images of students

images of students For the fifth year in a row, traditionally underrepresented students constitute more than half of the entire study body at UT Austin. At the same time, four-year graduation rates continue to increase—rising to just over 60 percent, according to a 2016 report released last fall by UT Austin.

Several programs within the DDCE have helped contribute to these promising statistics. One such program is UT Outreach, a pre-college preparatory program within the Longhorn Center for School Partnerships that targets students in underserved high schools across the state.

“The level of contact our students receive from the university level is what sets us apart,” says Brian English, executive director of UT Outreach-Dallas. “We are able to tell students that it doesn’t just stop with you all in high school. We stay connected with students through the education pipeline and all the way through to graduate school and employment.”

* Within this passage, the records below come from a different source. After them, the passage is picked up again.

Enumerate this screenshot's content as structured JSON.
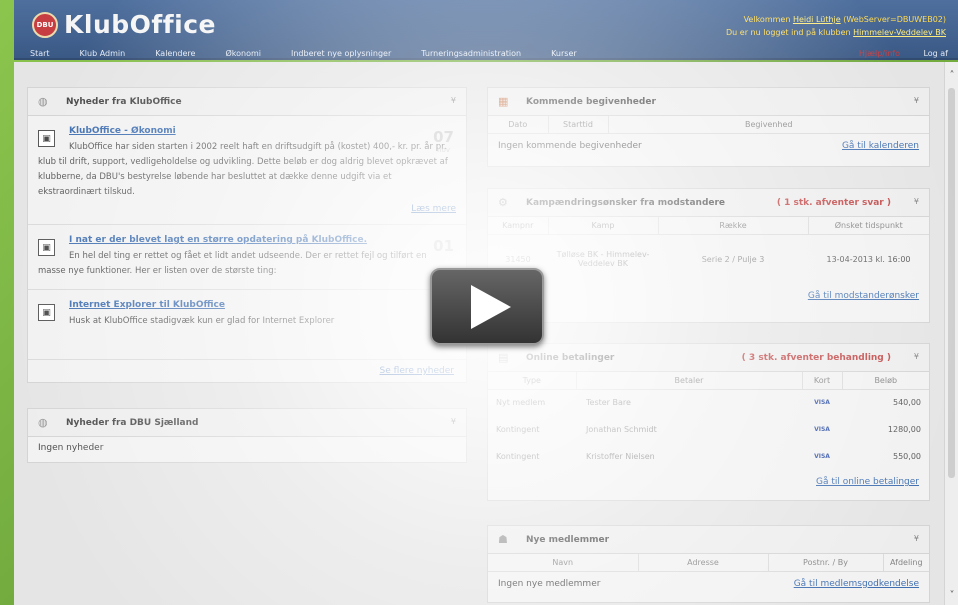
{
  "header": {
    "logo_badge": "DBU",
    "logo_text": "KlubOffice",
    "welcome_prefix": "Velkommen ",
    "user_name": "Heidi Lüthje",
    "server": "(WebServer=DBUWEB02)",
    "club_prefix": "Du er nu logget ind på klubben ",
    "club_name": "Himmelev-Veddelev BK"
  },
  "nav": {
    "items": [
      "Start",
      "Klub Admin",
      "Kalendere",
      "Økonomi",
      "Indberet nye oplysninger",
      "Turneringsadministration",
      "Kurser"
    ],
    "red_link": "Hjælp/info",
    "logout": "Log af"
  },
  "news_klub": {
    "title": "Nyheder fra KlubOffice",
    "items": [
      {
        "title": "KlubOffice - Økonomi",
        "text": "KlubOffice har siden starten i 2002 reelt haft en driftsudgift på (kostet) 400,- kr. pr. år pr. klub til drift, support, vedligeholdelse og udvikling. Dette beløb er dog aldrig blevet opkrævet af klubberne, da DBU's bestyrelse løbende har besluttet at dække denne udgift via et ekstraordinært tilskud.",
        "date_day": "07",
        "date_month": "nov",
        "more": "Læs mere"
      },
      {
        "title": "I nat er der blevet lagt en større opdatering på KlubOffice.",
        "text": "En hel del ting er rettet og fået et lidt andet udseende. Der er rettet fejl og tilført en masse nye funktioner. Her er listen over de største ting:",
        "date_day": "01",
        "date_month": ""
      },
      {
        "title": "Internet Explorer til KlubOffice",
        "text": "Husk at KlubOffice stadigvæk kun er glad for Internet Explorer"
      }
    ],
    "all_link": "Se flere nyheder"
  },
  "news_dbu": {
    "title": "Nyheder fra DBU Sjælland",
    "empty": "Ingen nyheder"
  },
  "events": {
    "title": "Kommende begivenheder",
    "columns": [
      "Dato",
      "Starttid",
      "Begivenhed"
    ],
    "empty": "Ingen kommende begivenheder",
    "link": "Gå til kalenderen"
  },
  "opponent": {
    "title": "Kampændringsønsker fra modstandere",
    "alert": "( 1 stk. afventer svar )",
    "columns": [
      "Kampnr",
      "Kamp",
      "Række",
      "Ønsket tidspunkt"
    ],
    "rows": [
      {
        "match_no": "31450",
        "match": "Tølløse BK - Himmelev-Veddelev BK",
        "series": "Serie 2 / Pulje 3",
        "time": "13-04-2013 kl. 16:00"
      }
    ],
    "link": "Gå til modstanderønsker"
  },
  "payments": {
    "title": "Online betalinger",
    "alert": "( 3 stk. afventer behandling )",
    "columns": [
      "Type",
      "Betaler",
      "Kort",
      "Beløb"
    ],
    "rows": [
      {
        "type": "Nyt medlem",
        "payer": "Tester Bare",
        "card": "VISA",
        "amount": "540,00"
      },
      {
        "type": "Kontingent",
        "payer": "Jonathan Schmidt",
        "card": "VISA",
        "amount": "1280,00"
      },
      {
        "type": "Kontingent",
        "payer": "Kristoffer Nielsen",
        "card": "VISA",
        "amount": "550,00"
      }
    ],
    "link": "Gå til online betalinger"
  },
  "members": {
    "title": "Nye medlemmer",
    "columns": [
      "Navn",
      "Adresse",
      "Postnr. / By",
      "Afdeling"
    ],
    "empty": "Ingen nye medlemmer",
    "link": "Gå til medlemsgodkendelse"
  }
}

If not for UT Outreach, Madison Beasley, who earned a recurring scholarship as well as SAT prep, is unsure if she would have ended up at UT Austin.

“I appreciate the opportunities UT Outreach has provided me as well as introducing me to the skills I need in order to thrive in college,” says Madison, an exercise science sophomore. “We learned about what it takes to be a leader and that helped me prepare for UT.”

As students like Beasley transition from high school to UT Austin, UT Outreach makes sure they are connected with the Longhorn Center for Academic Excellence before they even attend summer orientation. Much of that work falls within the Gateway Scholars, a program that recruits prospective Longhorns and advises students after they enroll.

“We have heard from students that they decided to come because of the direct approach,” Lu says.“Even though UT is big, our model provides a more personal feel.”

Both Lu and English believe the university will only see further success in the recruitment and retention of students of color.

“The DDCE is now more involved and we do a much better job of informing our targeted communities,” Lu says. “Our students are no longer submitting applications into a black hole, but they understand how the process works and that their applications are valued. As word
continues to spread, we expect only greater things to come.”

Photo by Marsha Miller